by SEYMOUR E. HARRIS
Exchange problems are dealt with incidentally in several chapters in this volume.1 It seems necessary to treat them somewhat more fully here. They are, of course, technical problems, but in this chapter the treatment is as nontechnical as it can be made without being inadequate.
In recent years Latin American countries have not been disposed to allow their exchanges to fluctuate freely in response to supply and demand. They have not, on the other hand, adhered to fixed exchanges. When demand for their exports has weakened seriously, exchanges have frequently been allowed to drop. Dollars (used interchangeably for world currencies) become more expensive and pesos (here used for purposes of exposition as the Latin American currency) cheaper. When, on the other hand, exports have been greatly in demand and capital has flowed in, the authorities have not been inclined to allow the exchanges to find their free level. Appreciation has not been so popular as depreciation. Governments have found ways of holding appreciation in check.
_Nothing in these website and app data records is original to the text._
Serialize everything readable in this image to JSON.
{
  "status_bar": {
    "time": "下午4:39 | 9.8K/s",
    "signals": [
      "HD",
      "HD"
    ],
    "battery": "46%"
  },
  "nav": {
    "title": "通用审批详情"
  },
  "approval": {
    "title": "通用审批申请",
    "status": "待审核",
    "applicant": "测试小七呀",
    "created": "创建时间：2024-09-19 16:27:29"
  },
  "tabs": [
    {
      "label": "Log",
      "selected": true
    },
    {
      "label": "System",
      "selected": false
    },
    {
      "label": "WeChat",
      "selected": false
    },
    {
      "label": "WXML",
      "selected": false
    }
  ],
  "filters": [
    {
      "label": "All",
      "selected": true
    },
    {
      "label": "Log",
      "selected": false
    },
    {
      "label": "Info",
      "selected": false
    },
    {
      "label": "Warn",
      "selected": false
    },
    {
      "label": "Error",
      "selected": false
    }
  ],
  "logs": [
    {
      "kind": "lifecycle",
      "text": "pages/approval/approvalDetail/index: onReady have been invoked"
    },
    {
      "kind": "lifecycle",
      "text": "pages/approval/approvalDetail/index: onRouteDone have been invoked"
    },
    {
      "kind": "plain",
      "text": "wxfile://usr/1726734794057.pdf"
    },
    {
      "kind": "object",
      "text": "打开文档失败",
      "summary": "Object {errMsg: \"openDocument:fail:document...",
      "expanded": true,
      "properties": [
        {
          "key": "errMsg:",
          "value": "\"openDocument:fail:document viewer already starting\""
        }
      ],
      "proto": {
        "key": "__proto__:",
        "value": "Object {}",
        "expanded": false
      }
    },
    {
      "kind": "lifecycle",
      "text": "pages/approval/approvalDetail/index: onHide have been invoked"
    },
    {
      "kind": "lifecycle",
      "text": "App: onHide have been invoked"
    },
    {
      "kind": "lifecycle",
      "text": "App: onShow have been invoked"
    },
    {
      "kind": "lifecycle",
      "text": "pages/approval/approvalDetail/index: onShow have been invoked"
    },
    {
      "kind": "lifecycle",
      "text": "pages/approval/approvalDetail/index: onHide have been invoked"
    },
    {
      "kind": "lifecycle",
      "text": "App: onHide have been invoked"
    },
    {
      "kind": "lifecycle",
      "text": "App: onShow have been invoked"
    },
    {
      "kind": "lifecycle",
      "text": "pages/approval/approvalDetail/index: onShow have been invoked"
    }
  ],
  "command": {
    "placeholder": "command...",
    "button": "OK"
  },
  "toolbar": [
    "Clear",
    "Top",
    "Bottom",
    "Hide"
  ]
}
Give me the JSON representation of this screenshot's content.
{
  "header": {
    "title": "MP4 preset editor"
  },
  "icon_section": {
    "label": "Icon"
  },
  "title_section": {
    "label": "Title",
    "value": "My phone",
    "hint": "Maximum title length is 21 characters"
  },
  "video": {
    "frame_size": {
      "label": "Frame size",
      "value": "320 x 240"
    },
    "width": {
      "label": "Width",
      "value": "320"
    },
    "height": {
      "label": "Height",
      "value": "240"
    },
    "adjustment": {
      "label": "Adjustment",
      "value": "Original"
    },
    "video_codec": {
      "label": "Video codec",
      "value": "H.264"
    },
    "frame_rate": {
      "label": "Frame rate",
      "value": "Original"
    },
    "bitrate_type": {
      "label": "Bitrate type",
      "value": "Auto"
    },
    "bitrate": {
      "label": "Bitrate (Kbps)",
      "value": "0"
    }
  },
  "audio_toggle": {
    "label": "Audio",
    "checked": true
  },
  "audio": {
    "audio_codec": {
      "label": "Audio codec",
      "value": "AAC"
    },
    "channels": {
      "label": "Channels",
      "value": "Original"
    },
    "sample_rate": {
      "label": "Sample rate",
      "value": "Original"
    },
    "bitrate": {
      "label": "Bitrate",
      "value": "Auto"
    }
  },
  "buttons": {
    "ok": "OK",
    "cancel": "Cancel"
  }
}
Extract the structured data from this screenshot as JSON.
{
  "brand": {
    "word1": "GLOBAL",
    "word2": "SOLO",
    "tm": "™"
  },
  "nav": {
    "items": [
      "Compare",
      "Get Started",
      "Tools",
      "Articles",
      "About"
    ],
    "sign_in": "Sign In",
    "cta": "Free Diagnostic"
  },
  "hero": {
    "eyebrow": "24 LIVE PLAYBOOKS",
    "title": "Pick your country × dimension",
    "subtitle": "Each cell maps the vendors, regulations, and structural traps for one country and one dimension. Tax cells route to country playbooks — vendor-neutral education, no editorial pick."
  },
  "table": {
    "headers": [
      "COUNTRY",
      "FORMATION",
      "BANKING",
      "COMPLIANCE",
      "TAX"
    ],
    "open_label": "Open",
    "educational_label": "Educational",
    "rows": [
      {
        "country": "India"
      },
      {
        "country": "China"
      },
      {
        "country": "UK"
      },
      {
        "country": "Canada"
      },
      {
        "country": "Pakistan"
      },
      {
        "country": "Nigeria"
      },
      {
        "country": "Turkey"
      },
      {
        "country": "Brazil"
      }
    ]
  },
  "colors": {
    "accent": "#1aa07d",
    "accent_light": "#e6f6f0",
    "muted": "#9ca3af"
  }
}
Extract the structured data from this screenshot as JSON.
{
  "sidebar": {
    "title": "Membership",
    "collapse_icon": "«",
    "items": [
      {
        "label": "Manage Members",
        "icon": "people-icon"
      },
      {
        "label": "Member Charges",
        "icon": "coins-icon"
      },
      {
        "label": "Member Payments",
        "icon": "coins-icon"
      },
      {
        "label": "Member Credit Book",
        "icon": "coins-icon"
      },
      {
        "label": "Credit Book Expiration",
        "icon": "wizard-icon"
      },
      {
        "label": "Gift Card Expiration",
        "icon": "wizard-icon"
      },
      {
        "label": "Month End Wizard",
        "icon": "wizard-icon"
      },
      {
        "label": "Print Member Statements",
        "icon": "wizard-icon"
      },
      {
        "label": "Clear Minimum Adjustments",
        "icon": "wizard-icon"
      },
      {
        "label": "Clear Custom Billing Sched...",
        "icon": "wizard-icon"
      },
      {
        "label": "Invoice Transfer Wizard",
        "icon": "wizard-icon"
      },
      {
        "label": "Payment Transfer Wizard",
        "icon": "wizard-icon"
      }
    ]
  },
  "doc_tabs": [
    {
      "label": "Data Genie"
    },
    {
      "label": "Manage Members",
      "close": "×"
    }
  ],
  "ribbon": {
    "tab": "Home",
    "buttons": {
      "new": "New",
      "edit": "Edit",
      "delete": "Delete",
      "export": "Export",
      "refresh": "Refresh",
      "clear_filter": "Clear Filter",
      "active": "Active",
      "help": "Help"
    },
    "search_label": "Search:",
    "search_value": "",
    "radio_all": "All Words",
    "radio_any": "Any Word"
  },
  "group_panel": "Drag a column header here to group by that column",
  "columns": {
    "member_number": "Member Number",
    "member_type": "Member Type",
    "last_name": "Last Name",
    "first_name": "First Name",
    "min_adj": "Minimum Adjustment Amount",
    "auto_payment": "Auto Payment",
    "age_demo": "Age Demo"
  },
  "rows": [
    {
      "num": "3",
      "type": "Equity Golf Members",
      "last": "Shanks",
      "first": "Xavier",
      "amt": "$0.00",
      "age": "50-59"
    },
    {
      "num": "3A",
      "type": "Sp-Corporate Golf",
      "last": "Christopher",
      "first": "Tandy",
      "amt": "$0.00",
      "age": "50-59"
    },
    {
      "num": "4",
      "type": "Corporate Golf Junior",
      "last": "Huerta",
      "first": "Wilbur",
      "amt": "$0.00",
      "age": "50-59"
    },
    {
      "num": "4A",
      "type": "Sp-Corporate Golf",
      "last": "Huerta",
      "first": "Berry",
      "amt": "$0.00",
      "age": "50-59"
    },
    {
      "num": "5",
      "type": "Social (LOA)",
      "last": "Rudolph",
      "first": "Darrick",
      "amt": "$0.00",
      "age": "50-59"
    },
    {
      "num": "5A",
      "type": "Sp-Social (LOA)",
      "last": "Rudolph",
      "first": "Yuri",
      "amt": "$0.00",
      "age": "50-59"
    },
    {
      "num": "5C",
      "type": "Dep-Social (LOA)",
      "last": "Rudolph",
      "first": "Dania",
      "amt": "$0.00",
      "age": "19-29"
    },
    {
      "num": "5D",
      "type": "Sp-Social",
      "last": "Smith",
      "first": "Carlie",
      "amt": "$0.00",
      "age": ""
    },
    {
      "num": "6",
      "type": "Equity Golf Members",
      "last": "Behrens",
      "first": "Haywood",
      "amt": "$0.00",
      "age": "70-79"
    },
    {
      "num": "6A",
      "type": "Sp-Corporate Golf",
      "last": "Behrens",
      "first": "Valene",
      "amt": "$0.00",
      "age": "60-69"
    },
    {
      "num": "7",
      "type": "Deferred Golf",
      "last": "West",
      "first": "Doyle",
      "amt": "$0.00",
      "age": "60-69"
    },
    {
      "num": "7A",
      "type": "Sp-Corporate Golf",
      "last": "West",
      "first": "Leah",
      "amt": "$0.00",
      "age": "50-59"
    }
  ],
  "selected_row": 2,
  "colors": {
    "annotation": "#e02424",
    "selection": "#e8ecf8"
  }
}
Exchange policy has also been directed toward (1) encouraging exports; (2) discouraging imports; and (3) improving the terms of trade, i.e., obtaining more units of imports for X units of exports.
Exchange depreciation is, of course, a simple technique for the encouragement of exports and discouragement of imports. Assume____________________